One of the attacks occurred exactly two years earlier, on January 11, 2010, killing scientist Masoud Ali Mohammadi.
The current head of Iran’s atomic organisation, Fereydoun Abbasi, escaped another such attempt in November 2010, getting out of his car with his wife just before the attached bomb exploded.
Those attacks were viewed by Iranian officials as assassination operations carried out by Israel’s Mossad intelligence service, possibly with help from US counterparts.
Wednesday’s killing sharpened an international confrontation over Iran’s nuclear programme in which threats and counter-threats are being increasingly backed with militarised displays of muscle.
Western nations, the United States in the fore, are steadily ratcheting up sanctions on Iran with the aim of fracturing its oil-dependent economy.
Iran has responded by saying it could easily close the Strait of Hormuz — a chokepoint for 20 percent of the world’s oil at the entrance to the Gulf — if it is attacked or the sanctions halt its petroleum exports.
It has also threatened to unleash the “full force” of its navy should the United States redeploy an aircraft carrier to the Gulf, where the US Fifth Fleet is based.
The United States said in return that it would keep sending its warships to the region, warning that closing the strait would be a “red line” that Iran should not cross.

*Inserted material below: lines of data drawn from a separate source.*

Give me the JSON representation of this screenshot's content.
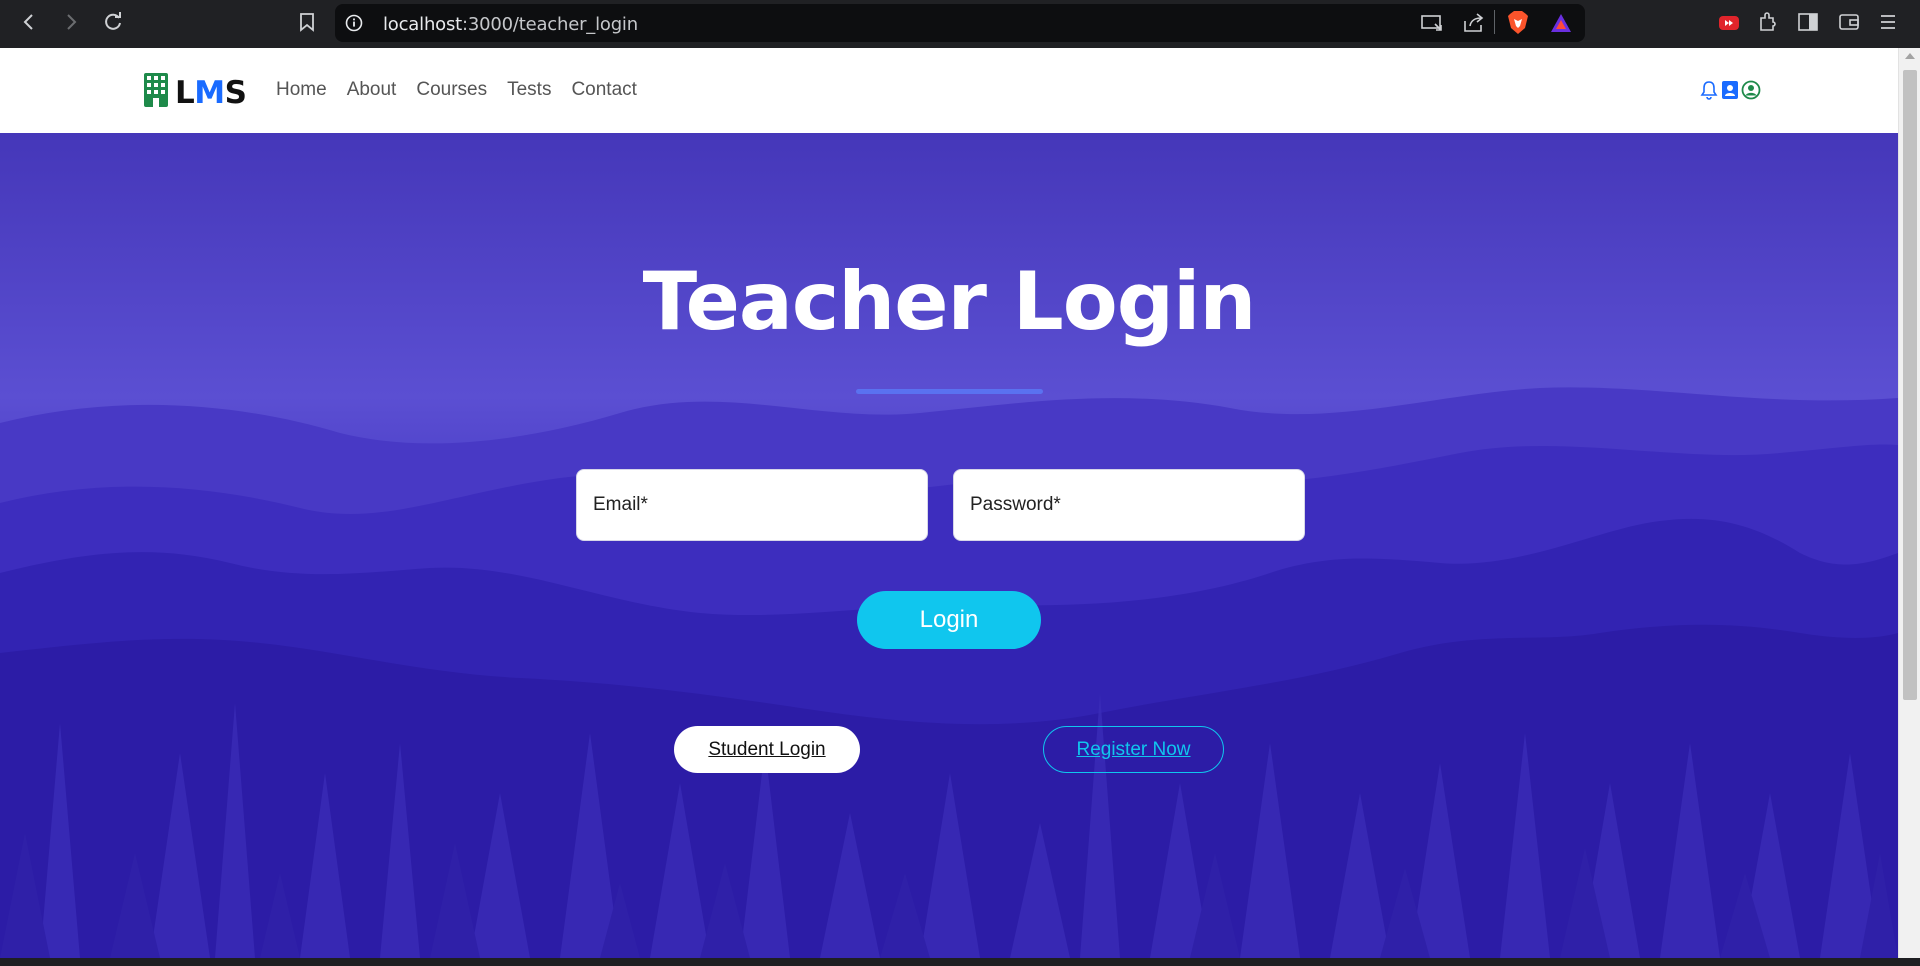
{
  "browser": {
    "url_host": "localhost",
    "url_path": ":3000/teacher_login"
  },
  "navbar": {
    "brand": {
      "l": "L",
      "m": "M",
      "s": "S"
    },
    "links": [
      "Home",
      "About",
      "Courses",
      "Tests",
      "Contact"
    ]
  },
  "hero": {
    "title": "Teacher Login",
    "email_placeholder": "Email*",
    "password_placeholder": "Password*",
    "login_label": "Login",
    "student_login_label": "Student Login",
    "register_label": "Register Now"
  },
  "colors": {
    "accent": "#10c6ee",
    "hero_top": "#4d3ec8",
    "hero_bottom": "#2a1aa0",
    "brand_m": "#1a6bff"
  },
  "icons": {
    "toolbar": [
      "back-icon",
      "forward-icon",
      "reload-icon",
      "bookmark-icon",
      "info-icon",
      "cast-icon",
      "share-icon",
      "brave-shield-icon",
      "brave-rewards-icon",
      "youtube-ext-icon",
      "extensions-icon",
      "sidebar-icon",
      "wallet-icon",
      "menu-icon"
    ],
    "nav": [
      "bell-icon",
      "teacher-badge-icon",
      "user-circle-icon"
    ]
  }
}
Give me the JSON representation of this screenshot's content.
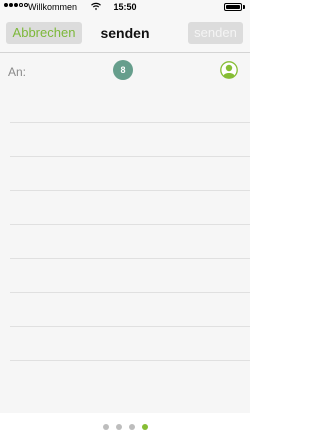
{
  "status_bar": {
    "carrier": "Willkommen",
    "time": "15:50",
    "signal_dots_filled": 3,
    "signal_dots_total": 5,
    "battery_level": 1.0,
    "wifi_icon": "wifi-icon",
    "battery_icon": "battery-icon"
  },
  "nav": {
    "cancel_label": "Abbrechen",
    "title": "senden",
    "send_label": "senden"
  },
  "compose": {
    "to_label": "An:",
    "recipient_count": "8",
    "add_contact_icon": "person-icon",
    "ruled_lines": 8
  },
  "pager": {
    "pages": 4,
    "active_index": 3
  },
  "colors": {
    "accent_green": "#86bd34",
    "badge": "#669e8c",
    "button_bg": "#dcdcdc",
    "background": "#f6f6f6"
  }
}
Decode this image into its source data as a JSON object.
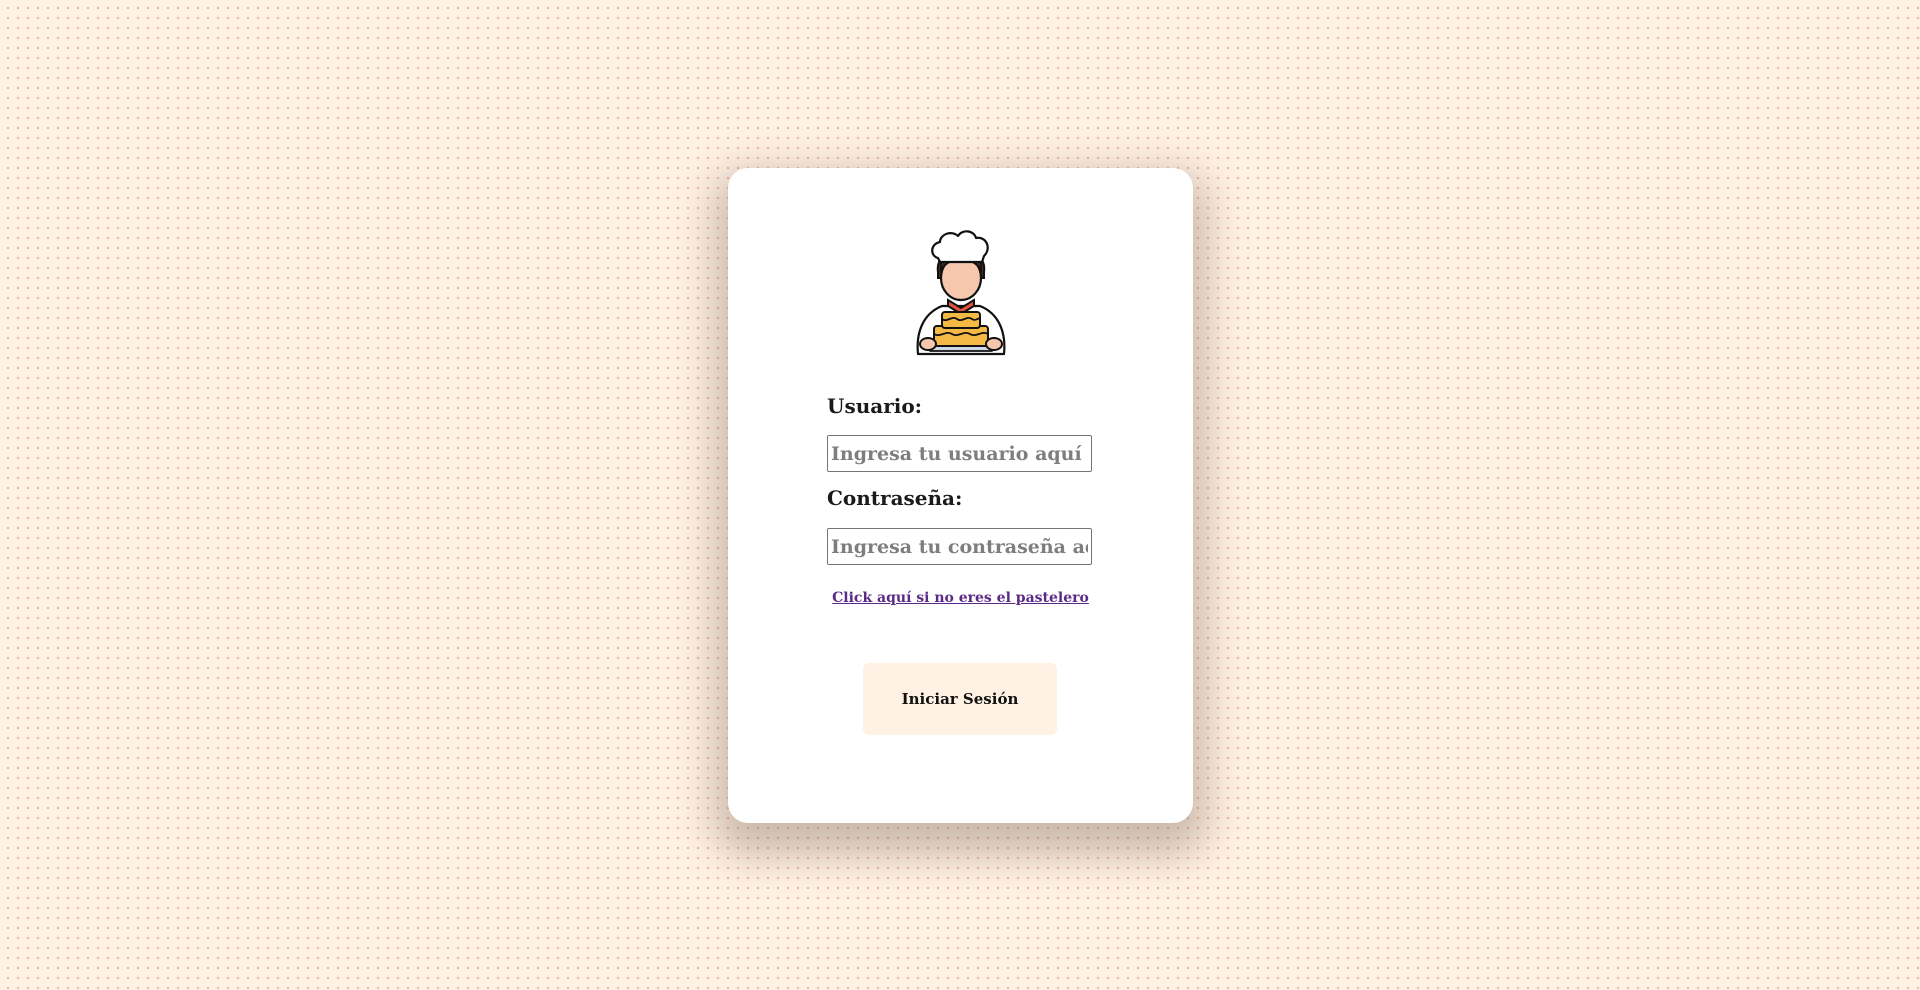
{
  "login": {
    "logo_icon": "chef-holding-cake-icon",
    "username_label": "Usuario:",
    "username_placeholder": "Ingresa tu usuario aquí",
    "username_value": "",
    "password_label": "Contraseña:",
    "password_placeholder": "Ingresa tu contraseña aquí",
    "password_value": "",
    "not_baker_link": "Click aquí si no eres el pastelero",
    "submit_label": "Iniciar Sesión"
  },
  "colors": {
    "background": "#fff1e4",
    "background_dots": "#e8b8a8",
    "card": "#ffffff",
    "button": "#fff1e4",
    "link": "#5b2a86"
  }
}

US ally Britain has dispatched its most modern destroyer, HMS Daring, to the Gulf to join other British ships there.
Iran, meanwhile, says it is about to hold more navy manoeuvres in the strait, following ones nearby that ended less than two weeks ago in which, pointedly, three anti-ship missiles were test-fired.
US-Iranian tensions have also worsened following an Iranian court’s death sentence this week on an American-Iranian former Marine it found guilty of spying for the CIA, and Iran’s capture last month of what it said was a CIA drone.
Tehran’s determination to forge ahead with its nuclear activities have been underlined by the International Atomic Energy Agency’s confirmation on Monday that Iran had begun enriching uranium at a second facility — its Fordo fortified underground bunker.
The IAEA two months ago issued a report strongly suggesting that Western fears of Iranian research into nuclear weapons was backed by a lot of evidence.
Iran, though, insists that its atomic programme is exclusively for energy and medical ends, and it has declared itself open to resuming nuclear negotiations with world powers that collapsed a year ago.